I think I'm turning a corner, coming to terms with the sadness of Alzheimer's in a new way. I've said from the beginning that Abe and I are just living in a different kind of normal, but certainly there is a standard Normal just as there is a standard morality (well, that's getting into shady territory too. One person can not tell another what's right and wrong, except thou shalt not kill, I suppose). It’s not "normal" to forget all you’ve ever known - especially your professional knowledge base - or where you live or the directions to the bathroom inside your own home once you’ve found it or who you are. And he knows who he is. Who I am. Who the people who come to see him are.
A few weeks ago, I wrote that Alzheimer’s need not be a death sentence, that other parts of us are as valuable as the mind. They mean too. The personality, the spirit: the sweetness and goodness that still are. The sense of values. The belief or un-belief in god and the Democratic party. But today I realize and admit that Alzheimer's is a death sentence.
It is. It takes the mind, steals it from the self. I generally make the best of life's exigencies and that is good; but in another sense I am guilty of denial, saying everything is ok when it’s not, that I can handle this – and I can even when I can’t, but to expect myself to go on with the ordinariness of life is pushing it.
I guess this is why doctors and social workers screamed nursing home, nursing home, assisted living facility assisted living facility. Fear of caregiver burnout. And that’s true, more than just possible; it’s true.
Still, I want something in between: more people on board, more folks not to give up on him, on us. I actually find it harder to deal with people we run into who say, “Oh, I must call you.
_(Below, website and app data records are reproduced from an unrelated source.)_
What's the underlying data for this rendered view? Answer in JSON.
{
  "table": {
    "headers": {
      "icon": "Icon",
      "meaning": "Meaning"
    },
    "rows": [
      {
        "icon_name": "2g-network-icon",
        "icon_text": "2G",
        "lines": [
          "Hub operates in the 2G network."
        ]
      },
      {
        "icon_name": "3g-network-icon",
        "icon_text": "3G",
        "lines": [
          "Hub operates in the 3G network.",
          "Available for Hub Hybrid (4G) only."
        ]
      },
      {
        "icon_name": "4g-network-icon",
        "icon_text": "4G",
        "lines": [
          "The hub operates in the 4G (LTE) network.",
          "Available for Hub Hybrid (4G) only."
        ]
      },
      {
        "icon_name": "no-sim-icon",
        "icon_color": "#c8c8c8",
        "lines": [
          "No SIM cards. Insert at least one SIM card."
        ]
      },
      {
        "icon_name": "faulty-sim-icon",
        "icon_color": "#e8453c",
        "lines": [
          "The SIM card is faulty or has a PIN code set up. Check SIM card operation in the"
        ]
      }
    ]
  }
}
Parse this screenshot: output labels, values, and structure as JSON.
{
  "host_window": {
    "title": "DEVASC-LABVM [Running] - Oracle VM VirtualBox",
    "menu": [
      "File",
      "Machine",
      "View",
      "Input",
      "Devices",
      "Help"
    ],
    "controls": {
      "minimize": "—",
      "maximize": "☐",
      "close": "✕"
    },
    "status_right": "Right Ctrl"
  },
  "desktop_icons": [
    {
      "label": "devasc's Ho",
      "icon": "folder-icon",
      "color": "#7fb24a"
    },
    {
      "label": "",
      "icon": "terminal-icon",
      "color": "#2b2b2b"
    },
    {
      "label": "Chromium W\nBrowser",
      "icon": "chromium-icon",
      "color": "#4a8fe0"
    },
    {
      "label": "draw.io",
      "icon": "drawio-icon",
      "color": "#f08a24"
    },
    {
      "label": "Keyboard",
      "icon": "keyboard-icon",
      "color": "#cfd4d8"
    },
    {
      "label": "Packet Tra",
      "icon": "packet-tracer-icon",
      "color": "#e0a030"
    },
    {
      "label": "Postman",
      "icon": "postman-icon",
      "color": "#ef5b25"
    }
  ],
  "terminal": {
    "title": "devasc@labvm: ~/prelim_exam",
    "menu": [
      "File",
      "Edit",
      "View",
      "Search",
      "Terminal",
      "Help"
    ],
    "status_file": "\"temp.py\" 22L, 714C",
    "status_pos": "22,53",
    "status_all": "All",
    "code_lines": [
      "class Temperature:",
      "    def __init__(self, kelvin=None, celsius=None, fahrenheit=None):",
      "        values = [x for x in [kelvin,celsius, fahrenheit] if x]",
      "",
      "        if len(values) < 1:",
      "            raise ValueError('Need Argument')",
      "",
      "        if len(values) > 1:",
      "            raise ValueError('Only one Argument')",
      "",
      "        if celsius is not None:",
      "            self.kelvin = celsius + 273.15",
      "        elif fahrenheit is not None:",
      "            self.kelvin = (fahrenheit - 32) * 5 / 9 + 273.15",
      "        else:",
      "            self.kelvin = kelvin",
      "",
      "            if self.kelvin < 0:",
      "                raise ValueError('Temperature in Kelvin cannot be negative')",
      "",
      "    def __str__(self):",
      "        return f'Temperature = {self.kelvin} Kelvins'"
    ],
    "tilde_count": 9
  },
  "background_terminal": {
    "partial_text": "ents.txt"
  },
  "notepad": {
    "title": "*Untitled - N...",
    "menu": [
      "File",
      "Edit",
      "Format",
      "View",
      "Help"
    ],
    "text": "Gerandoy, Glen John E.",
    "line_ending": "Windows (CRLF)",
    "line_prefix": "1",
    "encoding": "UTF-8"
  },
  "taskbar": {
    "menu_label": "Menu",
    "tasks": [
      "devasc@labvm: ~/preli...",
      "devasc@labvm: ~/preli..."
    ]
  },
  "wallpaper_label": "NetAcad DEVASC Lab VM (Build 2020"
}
We’ll do lunch,” then run away than I do confronting this disease. Isn’t that funny.
I never dreamed I would be so disappointed in people; and actually now that I'm writing once again I know that Alzheimer's is really only a death sentence when other people make it so.